EWB House, Toronto - Early Evening, August 31st, 2011
One by one they are leaving. The first JFs that head to the bus station or airport I say goodbye to before the reality of the situation hits me. By the end it is harder; I realize it is coming to a close. I wish I could share exactly what it is. The summer we were put in a completely foreign environment and told to fix stuff, research stuff, or implement stuff? No, it was more than simply that. A lot of personal dimensions were grown: adaptability, self-awareness, etc, etc. But, I think the thing that still amazes me are the relationships that were made. At the end of 4 months you find yourself surrounded by people you could have sworn you’d known your entire life. It was a summer that in moments revealed true, stripped down, authentic, character; and the circumstances we found ourselves in created bonds between those authentic selves. I think the beauty in something as unique as this summer is that it can never be fully explained. It’s like a mountain climber who takes a photo of the magnificent mountain she just summited. As beautiful as the photograph is, it’s still only 2-dimensional, it is only a snippet. You still have no sense of the mountain air smell, the emotion of conquering a challenging goal, the feel of frostbitten fingers, what the thoughts are running through her head – there are always dimensions missing that can’t be captured. Like the photograph, it’s going to be impossible to capture the summer in its entirety, but will I be able to share more than 2-dimensional snippets?
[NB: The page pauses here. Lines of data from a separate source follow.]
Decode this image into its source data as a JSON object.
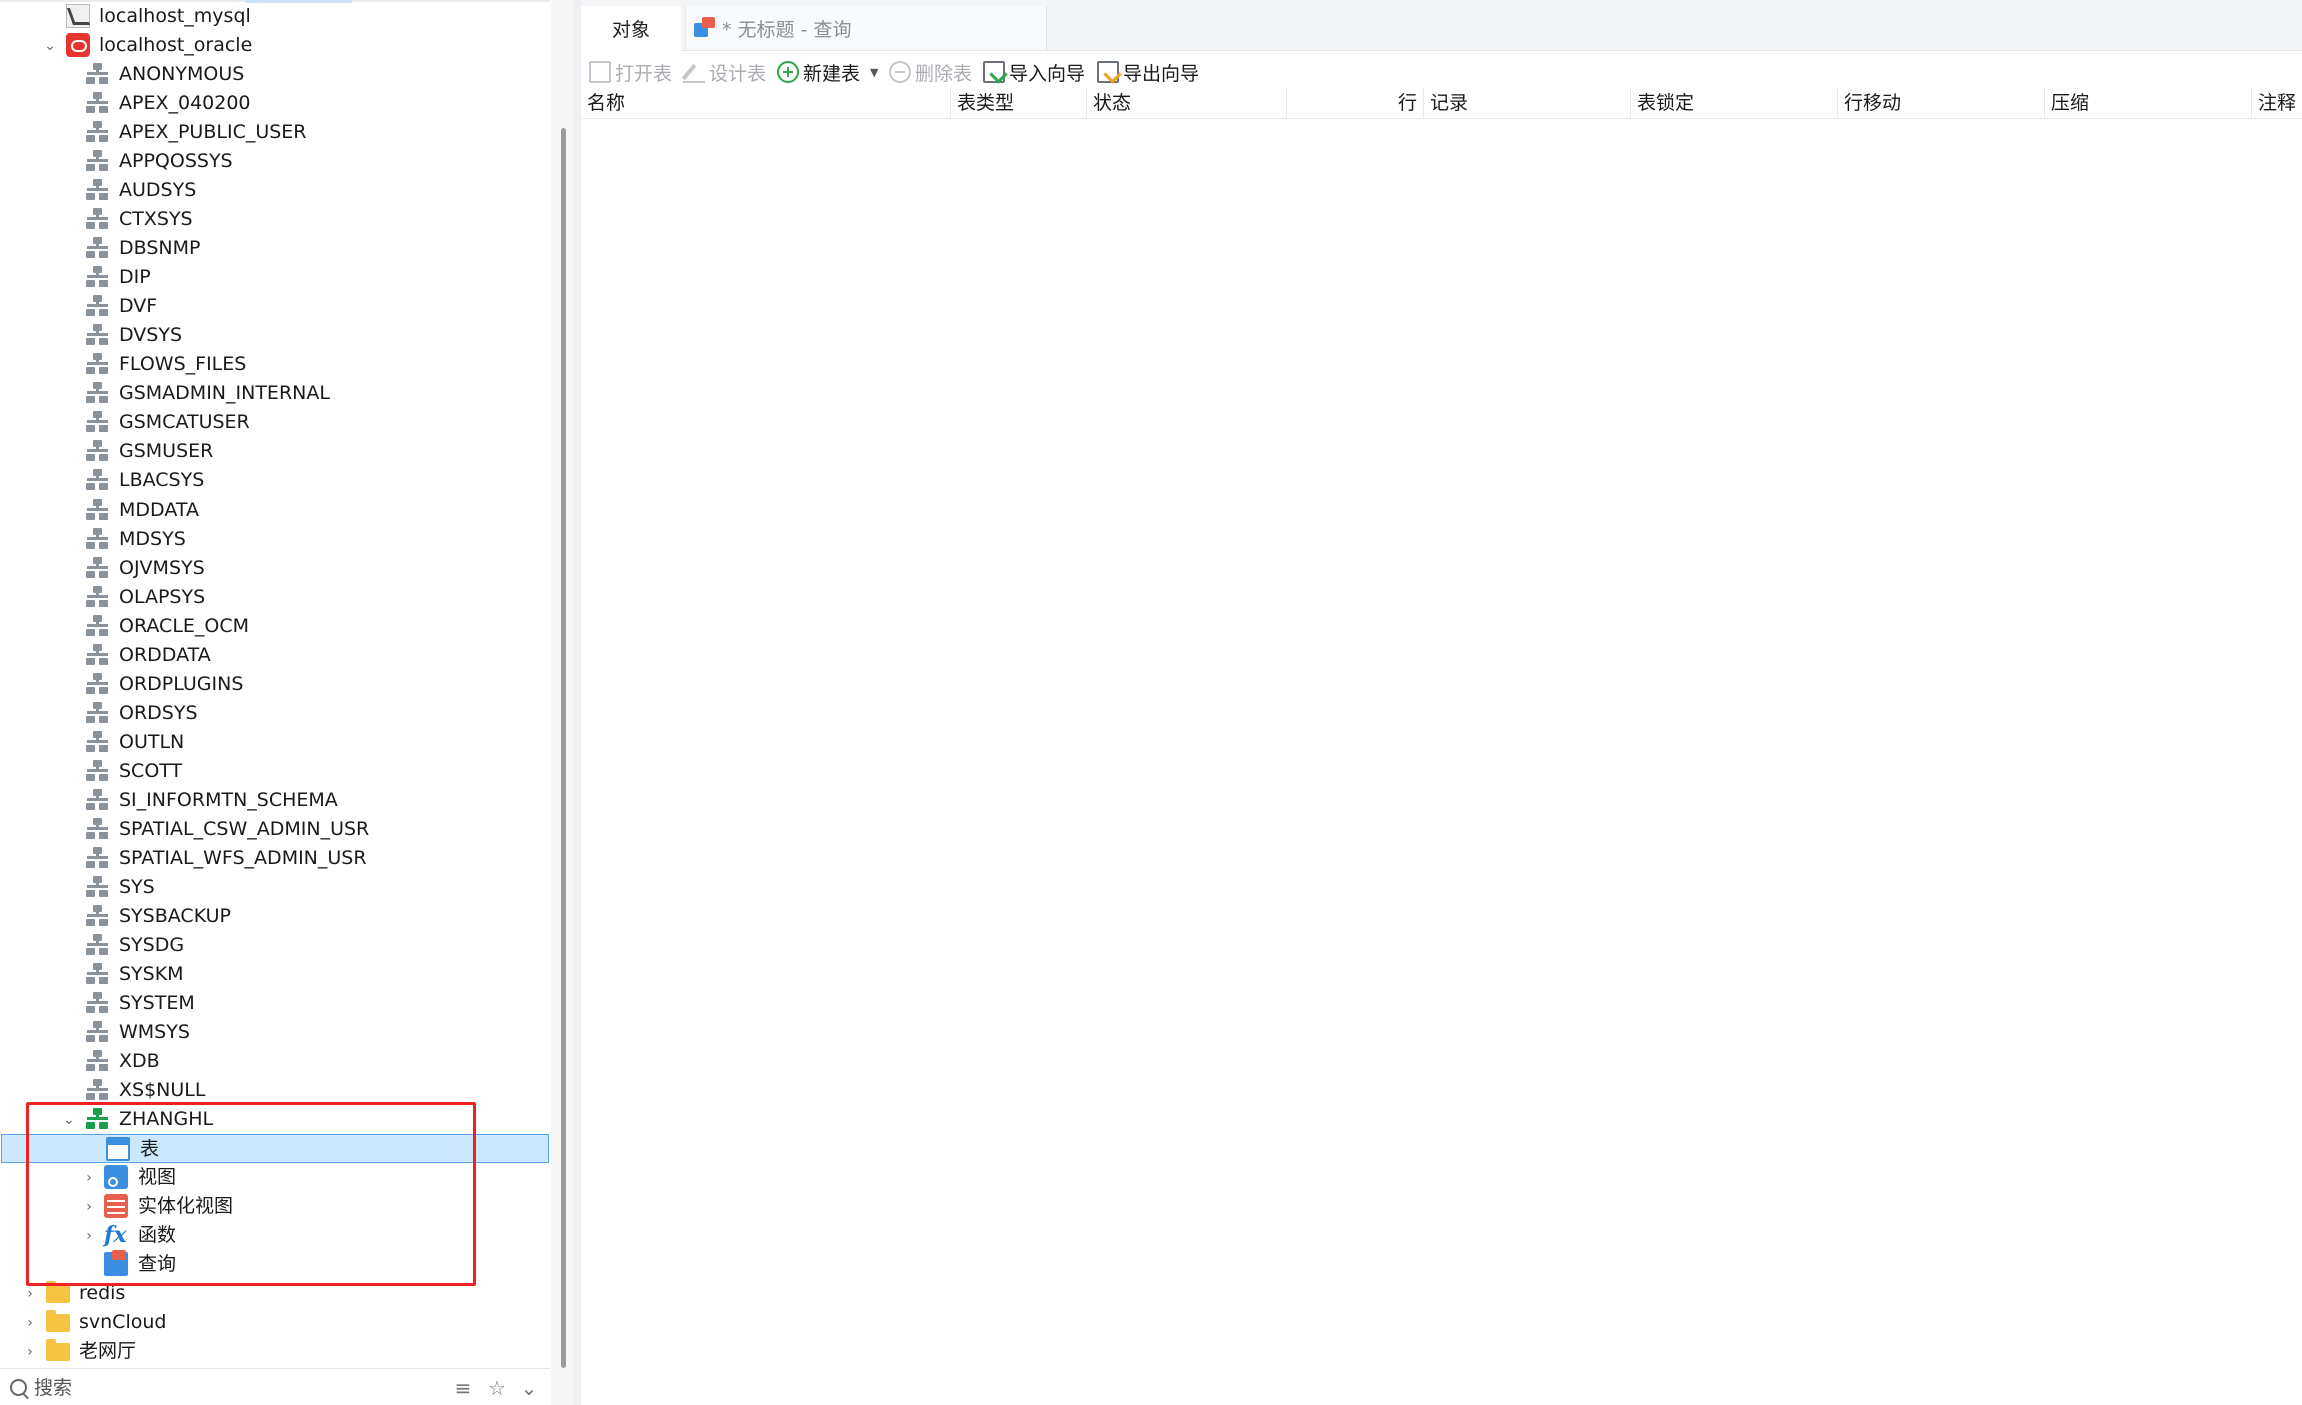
{
  "sidebar": {
    "connections": [
      {
        "label": "localhost_mysql",
        "icon": "mysql-icon"
      },
      {
        "label": "localhost_oracle",
        "icon": "oracle-icon"
      }
    ],
    "schemas": [
      "ANONYMOUS",
      "APEX_040200",
      "APEX_PUBLIC_USER",
      "APPQOSSYS",
      "AUDSYS",
      "CTXSYS",
      "DBSNMP",
      "DIP",
      "DVF",
      "DVSYS",
      "FLOWS_FILES",
      "GSMADMIN_INTERNAL",
      "GSMCATUSER",
      "GSMUSER",
      "LBACSYS",
      "MDDATA",
      "MDSYS",
      "OJVMSYS",
      "OLAPSYS",
      "ORACLE_OCM",
      "ORDDATA",
      "ORDPLUGINS",
      "ORDSYS",
      "OUTLN",
      "SCOTT",
      "SI_INFORMTN_SCHEMA",
      "SPATIAL_CSW_ADMIN_USR",
      "SPATIAL_WFS_ADMIN_USR",
      "SYS",
      "SYSBACKUP",
      "SYSDG",
      "SYSKM",
      "SYSTEM",
      "WMSYS",
      "XDB",
      "XS$NULL"
    ],
    "expanded_schema": "ZHANGHL",
    "schema_children": [
      {
        "label": "表",
        "icon": "table-icon",
        "selected": true
      },
      {
        "label": "视图",
        "icon": "view-icon",
        "expandable": true
      },
      {
        "label": "实体化视图",
        "icon": "materialized-view-icon",
        "expandable": true
      },
      {
        "label": "函数",
        "icon": "function-icon",
        "expandable": true
      },
      {
        "label": "查询",
        "icon": "query-icon"
      }
    ],
    "other_connections": [
      {
        "label": "redis",
        "icon": "folder-icon"
      },
      {
        "label": "svnCloud",
        "icon": "folder-icon"
      },
      {
        "label": "老网厅",
        "icon": "folder-icon"
      }
    ],
    "search_placeholder": "搜索",
    "highlight_color": "#ee2222"
  },
  "tabs": {
    "objects": "对象",
    "query": "* 无标题 - 查询"
  },
  "toolbar": {
    "open_table": "打开表",
    "design_table": "设计表",
    "new_table": "新建表",
    "delete_table": "删除表",
    "import_wizard": "导入向导",
    "export_wizard": "导出向导"
  },
  "grid": {
    "columns": [
      "名称",
      "表类型",
      "状态",
      "行",
      "记录",
      "表锁定",
      "行移动",
      "压缩",
      "注释"
    ]
  },
  "colors": {
    "accent": "#3b8fe0",
    "selection": "#cce8ff",
    "schema_active": "#1b9e4b"
  }
}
I just finished my exchange of goodbye hugs and promises to keep in touch with the last group of JFs leaving today. There are only a handful of us left at the EWB house who are leaving tomorrow morning.
I go upstairs to try and scrub the last bits of African dirt out from under my fingernails. I pause at the edge of the sink. It’s silly, but these little grains of sand are the last physical parts of me that are Zambian. At the end of the day, when the last grains of dirt are scrubbed from my hands, all that will remain are some blog posts, a couple meaningless wood carvings bought from a street vendor, who in hinsight probably didn’t even carve them himself, and my memories, which have a bad tendency of feeling like dreams.
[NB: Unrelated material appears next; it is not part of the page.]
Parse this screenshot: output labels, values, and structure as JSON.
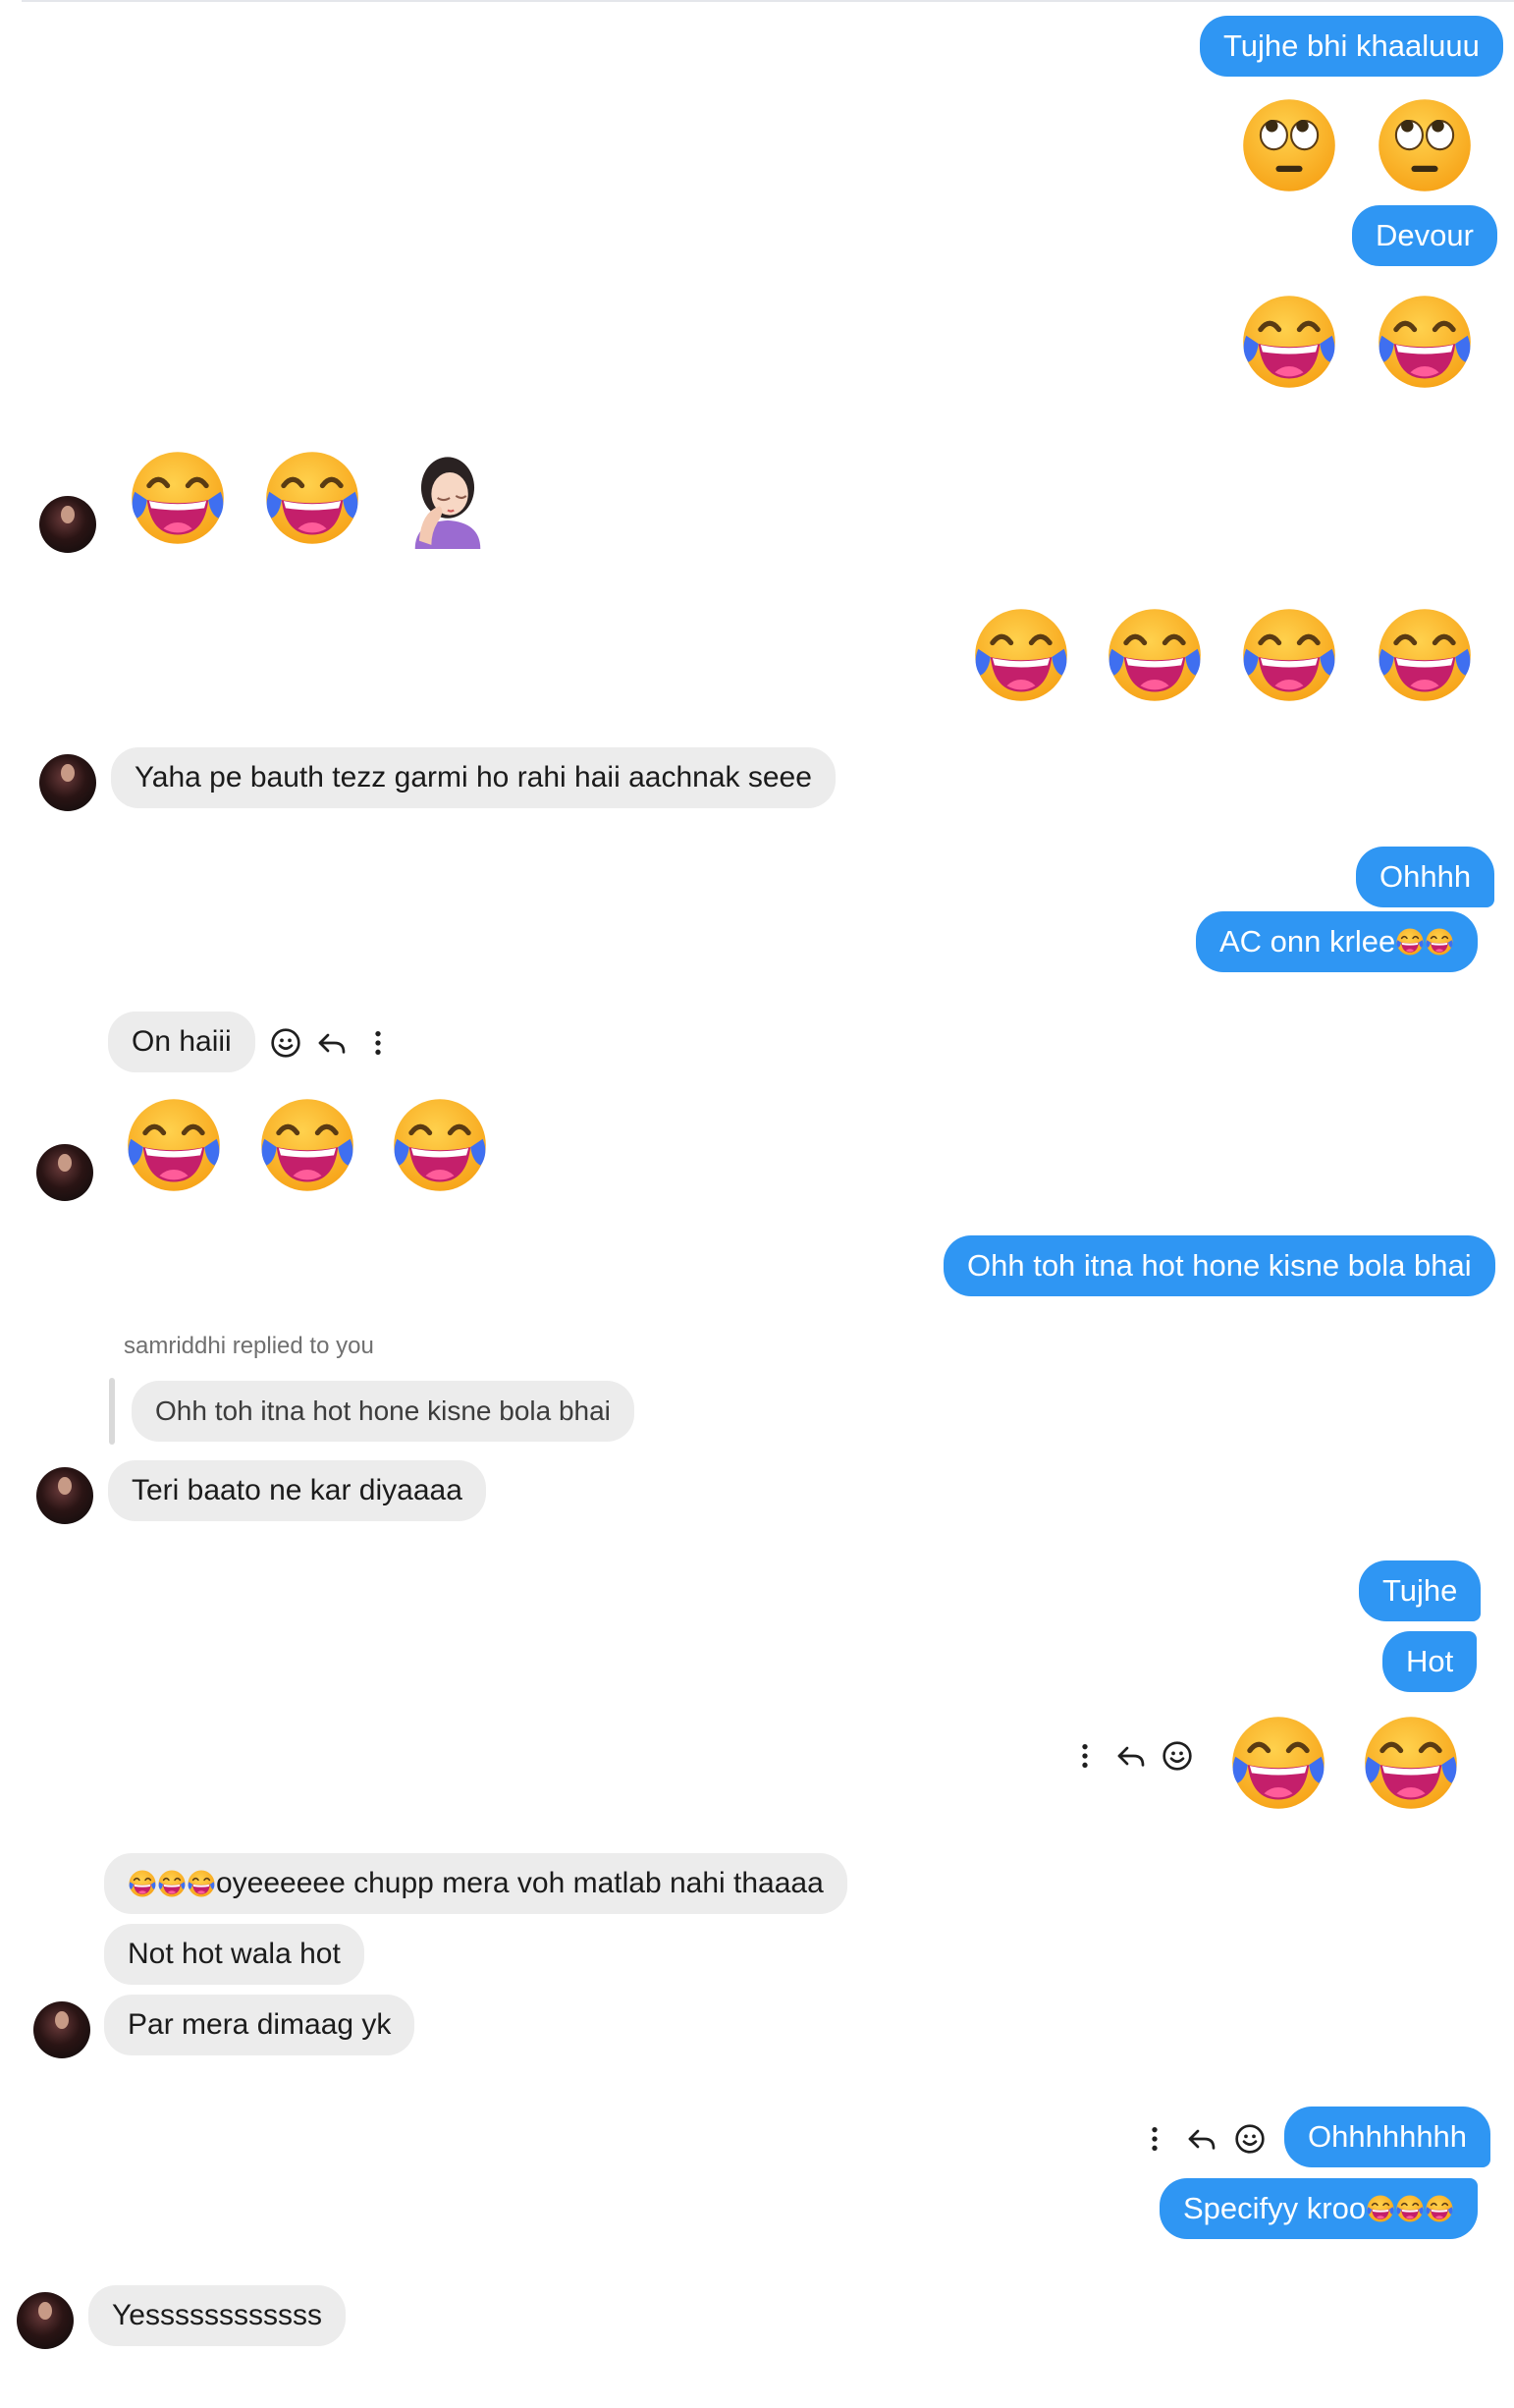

There are a lot of things I don’t want to forget, a lot of questions I still want to ask, and a lot of people I don’t want to lose touch with; and I’m scared that the summer that was significant and tangible will spin into something fleeting and dream-like, just like the dirt is spinning down the drain in front of me.
But, I’m determined to keep the summer from fading, and I think the best way to do that is to share the experience, keep re-living those moments, and as hard as it is try to explain this summer with as many dimensions as possible; but, sometimes it’s just impossible to know where to start. So ask me about it.
Ask me about the time I biked to the village with Morgan. Ask me how frustrating it can be to constantly be called a Mzungu (white man), and how I had fun with it. Ask me what my favorite moments were, what my least favorite moments where. Ask me how good intentions are doing bad things in Chinjala Village. Ask me how ridiculous I seemed to rural farmers, what my nicknames were in the market, and why I can say with certainty that I’m not a vegetarian. The time I felt most foreign. The time I felt most at home. All the times I was so frustrated I wanted to jump off a bridge, then the time I actually did. Ask me about the cycle of poverty some Zambians are faced with, and ask me what is so uplifting about working with them. Ask me how difficult it is to explain evolution by candle light. Ask me about the office, and the prophecy that delayed my work by a week. Ask me my record for marriage proposals in one day. Ask me about the time I almost shit my pants, and the time I wish I shit my pants. Ask me anything. Honestly, ask me anything.
From a heart that has grown a country in size, and a head that’s bursting to share – Thanks for following my summer,